__What to produce__
Leaving out every image, restate all the records word for word.

[Source records]
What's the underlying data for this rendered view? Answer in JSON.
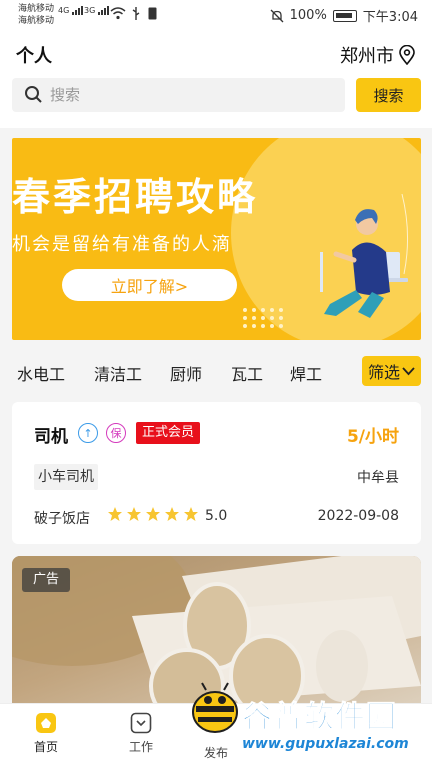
{
  "status_bar": {
    "carrier_1": "海航移动",
    "carrier_2": "海航移动",
    "net_1": "4G",
    "net_2": "3G",
    "battery": "100%",
    "time": "下午3:04"
  },
  "header": {
    "title": "个人",
    "city": "郑州市"
  },
  "search": {
    "placeholder": "搜索",
    "button": "搜索"
  },
  "banner": {
    "title": "春季招聘攻略",
    "subtitle": "机会是留给有准备的人滴",
    "button": "立即了解>"
  },
  "categories": {
    "items": [
      "水电工",
      "清洁工",
      "厨师",
      "瓦工",
      "焊工"
    ],
    "filter": "筛选"
  },
  "job": {
    "title": "司机",
    "badge": "正式会员",
    "salary": "5/小时",
    "tag": "小车司机",
    "location": "中牟县",
    "company": "破子饭店",
    "rating": "5.0",
    "date": "2022-09-08",
    "icons": {
      "arrow_up_icon": "↑",
      "bao_icon": "保"
    }
  },
  "ad": {
    "label": "广告"
  },
  "tabs": {
    "home": "首页",
    "work": "工作",
    "post": "发布"
  },
  "watermark": {
    "text": "谷普软件园",
    "url": "www.gupuxlazai.com"
  },
  "colors": {
    "accent": "#f9c612",
    "salary": "#f6a30f",
    "member_badge": "#e8101b",
    "banner": "#f9bb14"
  }
}
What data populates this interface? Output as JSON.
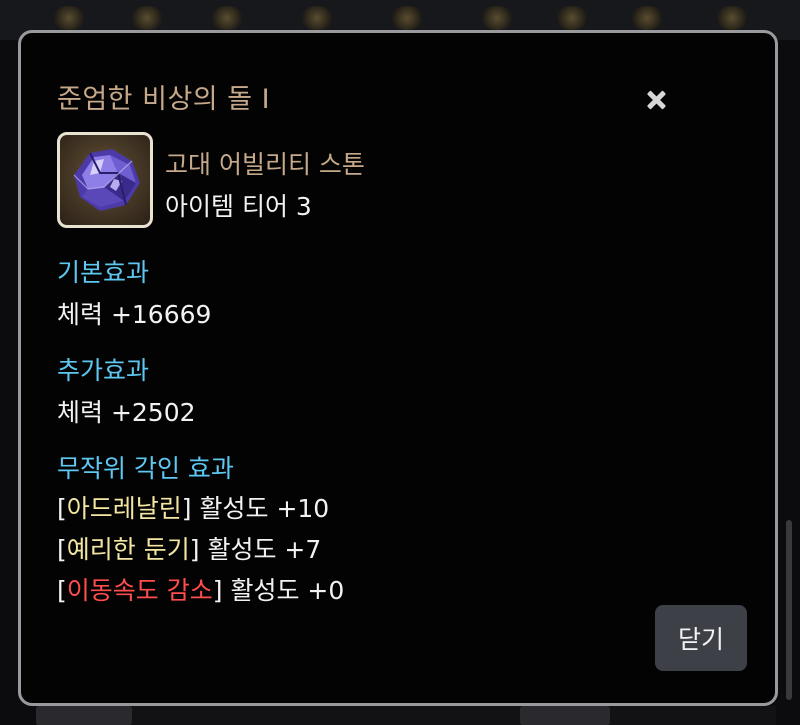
{
  "modal": {
    "title": "준엄한 비상의 돌 I",
    "close_button_label": "닫기"
  },
  "item": {
    "name": "고대 어빌리티 스톤",
    "tier": "아이템 티어 3"
  },
  "basic_effect": {
    "title": "기본효과",
    "line": "체력 +16669"
  },
  "additional_effect": {
    "title": "추가효과",
    "line": "체력 +2502"
  },
  "engravings": {
    "title": "무작위 각인 효과",
    "items": [
      {
        "name": "아드레날린",
        "value": "활성도 +10",
        "color": "#f3e6a2"
      },
      {
        "name": "예리한 둔기",
        "value": "활성도 +7",
        "color": "#f3e6a2"
      },
      {
        "name": "이동속도 감소",
        "value": "활성도 +0",
        "color": "#ff4d4d"
      }
    ]
  },
  "colors": {
    "title_tan": "#c6a98a",
    "section_blue": "#5ec8f2",
    "border_gray": "#9a9a9e"
  },
  "icons": {
    "close": "close-icon",
    "item": "ability-stone-icon"
  }
}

__Answer space__
What's the underlying data for this rendered view? Answer in JSON.
{
  "status_bar": {
    "carrier_1": "海航移动",
    "carrier_2": "海航移动",
    "net_1": "4G",
    "net_2": "3G",
    "battery": "100%",
    "time": "下午3:04"
  },
  "header": {
    "title": "个人",
    "city": "郑州市"
  },
  "search": {
    "placeholder": "搜索",
    "button": "搜索"
  },
  "banner": {
    "title": "春季招聘攻略",
    "subtitle": "机会是留给有准备的人滴",
    "button": "立即了解>"
  },
  "categories": {
    "items": [
      "水电工",
      "清洁工",
      "厨师",
      "瓦工",
      "焊工"
    ],
    "filter": "筛选"
  },
  "job": {
    "title": "司机",
    "badge": "正式会员",
    "salary": "5/小时",
    "tag": "小车司机",
    "location": "中牟县",
    "company": "破子饭店",
    "rating": "5.0",
    "date": "2022-09-08",
    "icons": {
      "arrow_up_icon": "↑",
      "bao_icon": "保"
    }
  },
  "ad": {
    "label": "广告"
  },
  "tabs": {
    "home": "首页",
    "work": "工作",
    "post": "发布"
  },
  "watermark": {
    "text": "谷普软件园",
    "url": "www.gupuxlazai.com"
  },
  "colors": {
    "accent": "#f9c612",
    "salary": "#f6a30f",
    "member_badge": "#e8101b",
    "banner": "#f9bb14"
  }
}
What data populates this interface? Output as JSON.
{
  "modal": {
    "title": "준엄한 비상의 돌 I",
    "close_button_label": "닫기"
  },
  "item": {
    "name": "고대 어빌리티 스톤",
    "tier": "아이템 티어 3"
  },
  "basic_effect": {
    "title": "기본효과",
    "line": "체력 +16669"
  },
  "additional_effect": {
    "title": "추가효과",
    "line": "체력 +2502"
  },
  "engravings": {
    "title": "무작위 각인 효과",
    "items": [
      {
        "name": "아드레날린",
        "value": "활성도 +10",
        "color": "#f3e6a2"
      },
      {
        "name": "예리한 둔기",
        "value": "활성도 +7",
        "color": "#f3e6a2"
      },
      {
        "name": "이동속도 감소",
        "value": "활성도 +0",
        "color": "#ff4d4d"
      }
    ]
  },
  "colors": {
    "title_tan": "#c6a98a",
    "section_blue": "#5ec8f2",
    "border_gray": "#9a9a9e"
  },
  "icons": {
    "close": "close-icon",
    "item": "ability-stone-icon"
  }
}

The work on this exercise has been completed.